I know we’re doing our best. Dealing with our hangups and our sins and habits of mind and character that aren’t perfectly in keeping with the Lord Jesus Christ. But that thing that keeps us going! What is it? I would say it has to do with whatever it was that the Father wrote on your heart when He first thought you up. Think about how big a miracle it is for you to have met Jesus! Because without Him, all those words He wrote won’t amount to much. Keeping this in view is what helps the burden ease (I can feel it lessen even as I write) and what brings us back to humility. God is in control. His mercy and peace and His abundance are keeping us on the path He has for us. We can do things, of course, to help it along. But if we end up getting mired in things we had no business getting involved with, where did we go wrong? I find that meditating on the top two passages and others like them (see 2 Samuel 22:33 and Philippians 1:6) are necessary to keep in tune with the Lord. And prayer. Jesus prayed all the time and all the more when things pressed Him to breaking point. He would spend all night alone with His Father (see Luke 6:12) praying and struggling and obtaining that peace He needed to continue.

“Then said I, Lo, I come: in the volume of the book it is written of me, I delight to do Thy will, O my God: yea, Thy law is within my heart.” (Psalm 40:7)

The writer of Hebrews quotes the psalm at length describing Christ (See Hebrews 10:7-10). The Father had a preordained path for His Son to walk in and it’s no different for us. It includes both His permissive will and His perfect will and also the unraveling of mistakes we make. God knows it all. He knew you were on your way so He made ready. This might run counter to the idea of us making ourselves ready (see Revelation 19:7) but what I mean is, the Lord knows everything about you. About me. And He loves you, wrap your mind around that and don’t forget it.

Revel In the Details

“In all thy ways acknowledge Him…” (Proverbs 3:6a)

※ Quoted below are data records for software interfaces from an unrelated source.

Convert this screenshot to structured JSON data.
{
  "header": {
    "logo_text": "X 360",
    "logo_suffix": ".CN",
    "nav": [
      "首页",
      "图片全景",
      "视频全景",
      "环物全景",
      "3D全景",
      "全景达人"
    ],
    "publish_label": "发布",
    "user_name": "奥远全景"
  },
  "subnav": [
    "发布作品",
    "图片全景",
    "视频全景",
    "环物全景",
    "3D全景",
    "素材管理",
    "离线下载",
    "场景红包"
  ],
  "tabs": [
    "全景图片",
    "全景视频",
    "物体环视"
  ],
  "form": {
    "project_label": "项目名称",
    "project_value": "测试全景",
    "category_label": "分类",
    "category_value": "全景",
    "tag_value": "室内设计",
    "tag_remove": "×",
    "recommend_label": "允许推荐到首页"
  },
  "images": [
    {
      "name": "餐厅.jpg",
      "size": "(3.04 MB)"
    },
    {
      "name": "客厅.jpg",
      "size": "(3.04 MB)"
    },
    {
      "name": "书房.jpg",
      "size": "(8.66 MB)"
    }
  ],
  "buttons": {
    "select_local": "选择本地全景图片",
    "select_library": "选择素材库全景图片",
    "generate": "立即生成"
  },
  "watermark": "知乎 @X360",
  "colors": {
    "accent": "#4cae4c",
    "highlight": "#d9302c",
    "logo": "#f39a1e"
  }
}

Did you know that’s the antidote to any fear based on circumstances that seek to inundate you? It surely is. Think about what Solomon is saying when he says “in all thy ways”. When I was a kid and my dad would admonish me to live according to this verse, I would get supremely discouraged as I felt it was a literal thing—to be actively engaged in sharing every single sensation I felt with my Heavenly Father. The thing about my dad was that he sought to live it out in that very way though. He would tell me this story of having gone back to school after Winter break. It was during that two weeks off that he met the Lord and so everything going forward had been wiped clean of the past and all was fresh and new. He tells me he has this jacket of indigo blue with red, yellow and green lines running the length of the sleeve (and, I assume the body of the jacket). He remembers looking down at his sleeve seeing individual snowflakes light on the fabric and stand out like intricate diamonds against the dark, multicolored backdrop. And now I have this story. There’s obviously something there because the story fires in my mind when I really screw down my attention to this verse and ponder its truth in light of my avalanche of circumstances. But then there’s the rest of the verse:

“…and He shall direct thy paths.” (Proverbs 3:6b)

The thing about the details of life is that life is made up of millions of tiny details. Details are the stuff of life. Thoughts are about the smallest thing I know, only because they would seem to be symbolic of something else: that synapse firing in your brain (another intangible) that gives rise to whatever thought is in your mind while you read this. I’m reminded of Paul’s second letter to the Corinthians wherein he tells us to bring “into captivity every thought to the obedience of Christ.” (2 Corinthians 10:5) And it would seem any and every physical detail we elect to focus on to the neglect of the greater whole (seriously, letting go of the big picture at times is a sign, an act of trust) has its own thought. Like a snowflake or a piece of glitter you notice in the carpet. A mote of dust floating through the air. Any pattern on any surface you encounter has exquisite detail if you know how to look. It isn’t even a matter of knowing where. Revel. All around you is this rich, beautiful loam of perception that you (and I) get the gift of experiencing.